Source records
---

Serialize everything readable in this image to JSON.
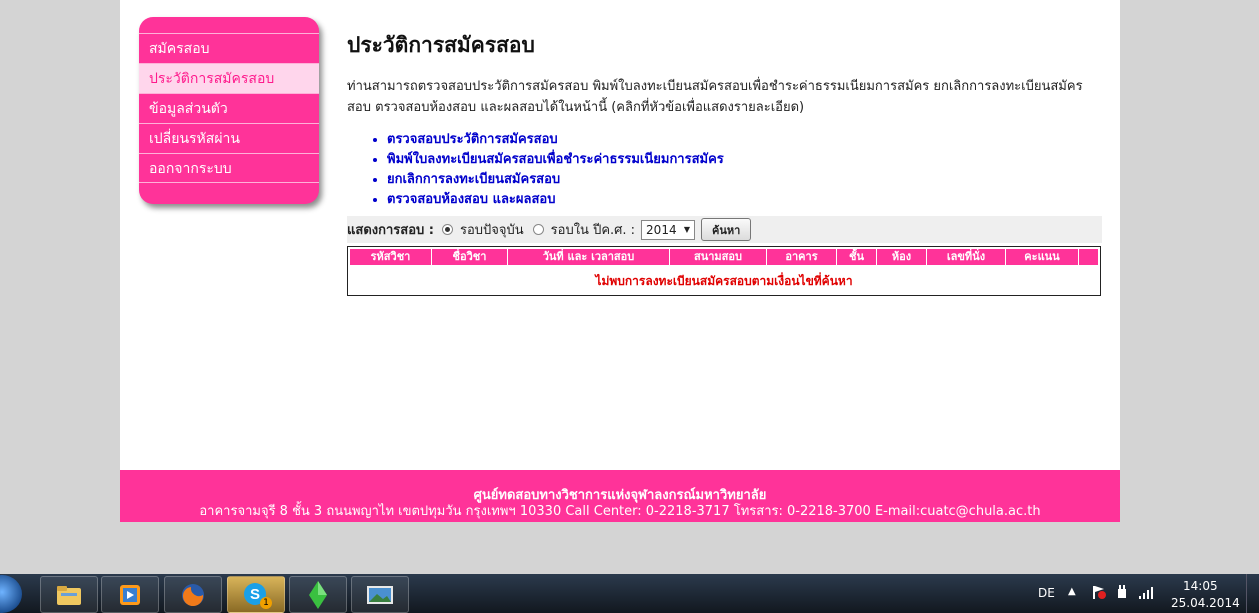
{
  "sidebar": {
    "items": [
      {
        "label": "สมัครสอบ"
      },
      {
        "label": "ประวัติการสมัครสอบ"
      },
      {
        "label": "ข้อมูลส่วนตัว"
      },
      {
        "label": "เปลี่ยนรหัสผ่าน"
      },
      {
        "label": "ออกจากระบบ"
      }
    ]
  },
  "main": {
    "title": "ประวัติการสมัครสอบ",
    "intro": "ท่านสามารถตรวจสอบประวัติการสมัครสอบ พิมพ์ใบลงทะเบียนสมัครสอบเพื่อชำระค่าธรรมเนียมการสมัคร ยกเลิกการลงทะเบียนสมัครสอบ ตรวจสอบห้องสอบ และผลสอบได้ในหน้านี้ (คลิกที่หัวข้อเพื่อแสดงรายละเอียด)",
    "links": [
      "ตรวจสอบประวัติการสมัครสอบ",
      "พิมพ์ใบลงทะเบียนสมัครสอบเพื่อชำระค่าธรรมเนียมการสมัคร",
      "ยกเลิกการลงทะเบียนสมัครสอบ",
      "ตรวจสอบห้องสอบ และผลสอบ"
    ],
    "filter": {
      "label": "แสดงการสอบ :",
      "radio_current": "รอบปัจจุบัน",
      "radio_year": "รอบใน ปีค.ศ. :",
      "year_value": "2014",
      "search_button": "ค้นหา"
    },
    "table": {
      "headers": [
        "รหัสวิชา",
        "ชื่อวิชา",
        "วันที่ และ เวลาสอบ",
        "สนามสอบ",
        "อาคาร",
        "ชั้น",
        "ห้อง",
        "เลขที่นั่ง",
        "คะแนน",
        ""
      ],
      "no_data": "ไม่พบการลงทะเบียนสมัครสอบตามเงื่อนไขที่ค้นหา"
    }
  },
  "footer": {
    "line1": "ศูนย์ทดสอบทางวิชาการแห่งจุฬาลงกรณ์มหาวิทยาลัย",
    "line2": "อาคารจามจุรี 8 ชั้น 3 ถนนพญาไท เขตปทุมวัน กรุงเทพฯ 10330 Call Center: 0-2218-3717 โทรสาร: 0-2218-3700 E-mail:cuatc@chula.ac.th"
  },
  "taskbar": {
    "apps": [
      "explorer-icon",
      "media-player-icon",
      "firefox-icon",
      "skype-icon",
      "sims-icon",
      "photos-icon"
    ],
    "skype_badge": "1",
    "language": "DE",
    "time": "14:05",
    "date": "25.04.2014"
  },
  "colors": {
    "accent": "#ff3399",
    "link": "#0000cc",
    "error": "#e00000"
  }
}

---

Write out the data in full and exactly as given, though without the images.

Serialize everything readable in this image to JSON.
{
  "sidebar": {
    "items": [
      {
        "label": "สมัครสอบ"
      },
      {
        "label": "ประวัติการสมัครสอบ"
      },
      {
        "label": "ข้อมูลส่วนตัว"
      },
      {
        "label": "เปลี่ยนรหัสผ่าน"
      },
      {
        "label": "ออกจากระบบ"
      }
    ]
  },
  "main": {
    "title": "ประวัติการสมัครสอบ",
    "intro": "ท่านสามารถตรวจสอบประวัติการสมัครสอบ พิมพ์ใบลงทะเบียนสมัครสอบเพื่อชำระค่าธรรมเนียมการสมัคร ยกเลิกการลงทะเบียนสมัครสอบ ตรวจสอบห้องสอบ และผลสอบได้ในหน้านี้ (คลิกที่หัวข้อเพื่อแสดงรายละเอียด)",
    "links": [
      "ตรวจสอบประวัติการสมัครสอบ",
      "พิมพ์ใบลงทะเบียนสมัครสอบเพื่อชำระค่าธรรมเนียมการสมัคร",
      "ยกเลิกการลงทะเบียนสมัครสอบ",
      "ตรวจสอบห้องสอบ และผลสอบ"
    ],
    "filter": {
      "label": "แสดงการสอบ :",
      "radio_current": "รอบปัจจุบัน",
      "radio_year": "รอบใน ปีค.ศ. :",
      "year_value": "2014",
      "search_button": "ค้นหา"
    },
    "table": {
      "headers": [
        "รหัสวิชา",
        "ชื่อวิชา",
        "วันที่ และ เวลาสอบ",
        "สนามสอบ",
        "อาคาร",
        "ชั้น",
        "ห้อง",
        "เลขที่นั่ง",
        "คะแนน",
        ""
      ],
      "no_data": "ไม่พบการลงทะเบียนสมัครสอบตามเงื่อนไขที่ค้นหา"
    }
  },
  "footer": {
    "line1": "ศูนย์ทดสอบทางวิชาการแห่งจุฬาลงกรณ์มหาวิทยาลัย",
    "line2": "อาคารจามจุรี 8 ชั้น 3 ถนนพญาไท เขตปทุมวัน กรุงเทพฯ 10330 Call Center: 0-2218-3717 โทรสาร: 0-2218-3700 E-mail:cuatc@chula.ac.th"
  },
  "taskbar": {
    "apps": [
      "explorer-icon",
      "media-player-icon",
      "firefox-icon",
      "skype-icon",
      "sims-icon",
      "photos-icon"
    ],
    "skype_badge": "1",
    "language": "DE",
    "time": "14:05",
    "date": "25.04.2014"
  },
  "colors": {
    "accent": "#ff3399",
    "link": "#0000cc",
    "error": "#e00000"
  }
}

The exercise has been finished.